> [Action item] Please output each entry exactly as it appears.

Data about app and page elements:
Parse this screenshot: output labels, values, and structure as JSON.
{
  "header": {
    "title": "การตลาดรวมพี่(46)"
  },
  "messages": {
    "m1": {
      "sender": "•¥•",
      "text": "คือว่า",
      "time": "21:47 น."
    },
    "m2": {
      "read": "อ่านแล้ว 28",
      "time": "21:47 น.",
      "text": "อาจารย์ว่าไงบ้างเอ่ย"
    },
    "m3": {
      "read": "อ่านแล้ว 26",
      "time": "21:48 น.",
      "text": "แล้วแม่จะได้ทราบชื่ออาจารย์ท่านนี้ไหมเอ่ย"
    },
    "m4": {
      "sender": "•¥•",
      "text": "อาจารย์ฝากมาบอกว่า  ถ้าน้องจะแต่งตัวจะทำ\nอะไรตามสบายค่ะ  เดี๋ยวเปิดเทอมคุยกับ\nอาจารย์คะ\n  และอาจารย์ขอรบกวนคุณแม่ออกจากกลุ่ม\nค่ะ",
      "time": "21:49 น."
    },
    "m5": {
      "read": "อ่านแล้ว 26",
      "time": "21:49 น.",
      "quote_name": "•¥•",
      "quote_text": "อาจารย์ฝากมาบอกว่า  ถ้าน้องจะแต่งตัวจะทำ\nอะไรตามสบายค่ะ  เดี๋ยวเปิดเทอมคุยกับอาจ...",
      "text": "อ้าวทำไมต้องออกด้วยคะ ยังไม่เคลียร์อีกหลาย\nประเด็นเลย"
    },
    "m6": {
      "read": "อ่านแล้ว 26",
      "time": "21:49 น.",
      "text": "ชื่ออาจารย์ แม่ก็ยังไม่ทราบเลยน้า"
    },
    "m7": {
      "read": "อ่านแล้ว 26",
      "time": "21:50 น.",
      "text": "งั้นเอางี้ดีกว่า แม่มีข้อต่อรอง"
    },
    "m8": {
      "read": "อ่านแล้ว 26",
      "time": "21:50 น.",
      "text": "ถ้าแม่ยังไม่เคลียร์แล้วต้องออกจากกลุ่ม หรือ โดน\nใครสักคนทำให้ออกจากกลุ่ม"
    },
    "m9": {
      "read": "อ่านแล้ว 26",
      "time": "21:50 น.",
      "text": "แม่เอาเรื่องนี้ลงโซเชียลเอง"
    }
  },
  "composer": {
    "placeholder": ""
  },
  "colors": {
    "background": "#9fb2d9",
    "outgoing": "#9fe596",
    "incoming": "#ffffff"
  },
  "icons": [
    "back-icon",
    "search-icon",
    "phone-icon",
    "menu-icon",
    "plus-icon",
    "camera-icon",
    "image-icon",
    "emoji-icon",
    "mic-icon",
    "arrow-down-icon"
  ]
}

> [Written solution]
Parse this screenshot: output labels, values, and structure as JSON.
{
  "header": {
    "title": "การตลาดรวมพี่(46)"
  },
  "messages": {
    "m1": {
      "sender": "•¥•",
      "text": "คือว่า",
      "time": "21:47 น."
    },
    "m2": {
      "read": "อ่านแล้ว 28",
      "time": "21:47 น.",
      "text": "อาจารย์ว่าไงบ้างเอ่ย"
    },
    "m3": {
      "read": "อ่านแล้ว 26",
      "time": "21:48 น.",
      "text": "แล้วแม่จะได้ทราบชื่ออาจารย์ท่านนี้ไหมเอ่ย"
    },
    "m4": {
      "sender": "•¥•",
      "text": "อาจารย์ฝากมาบอกว่า  ถ้าน้องจะแต่งตัวจะทำ\nอะไรตามสบายค่ะ  เดี๋ยวเปิดเทอมคุยกับ\nอาจารย์คะ\n  และอาจารย์ขอรบกวนคุณแม่ออกจากกลุ่ม\nค่ะ",
      "time": "21:49 น."
    },
    "m5": {
      "read": "อ่านแล้ว 26",
      "time": "21:49 น.",
      "quote_name": "•¥•",
      "quote_text": "อาจารย์ฝากมาบอกว่า  ถ้าน้องจะแต่งตัวจะทำ\nอะไรตามสบายค่ะ  เดี๋ยวเปิดเทอมคุยกับอาจ...",
      "text": "อ้าวทำไมต้องออกด้วยคะ ยังไม่เคลียร์อีกหลาย\nประเด็นเลย"
    },
    "m6": {
      "read": "อ่านแล้ว 26",
      "time": "21:49 น.",
      "text": "ชื่ออาจารย์ แม่ก็ยังไม่ทราบเลยน้า"
    },
    "m7": {
      "read": "อ่านแล้ว 26",
      "time": "21:50 น.",
      "text": "งั้นเอางี้ดีกว่า แม่มีข้อต่อรอง"
    },
    "m8": {
      "read": "อ่านแล้ว 26",
      "time": "21:50 น.",
      "text": "ถ้าแม่ยังไม่เคลียร์แล้วต้องออกจากกลุ่ม หรือ โดน\nใครสักคนทำให้ออกจากกลุ่ม"
    },
    "m9": {
      "read": "อ่านแล้ว 26",
      "time": "21:50 น.",
      "text": "แม่เอาเรื่องนี้ลงโซเชียลเอง"
    }
  },
  "composer": {
    "placeholder": ""
  },
  "colors": {
    "background": "#9fb2d9",
    "outgoing": "#9fe596",
    "incoming": "#ffffff"
  },
  "icons": [
    "back-icon",
    "search-icon",
    "phone-icon",
    "menu-icon",
    "plus-icon",
    "camera-icon",
    "image-icon",
    "emoji-icon",
    "mic-icon",
    "arrow-down-icon"
  ]
}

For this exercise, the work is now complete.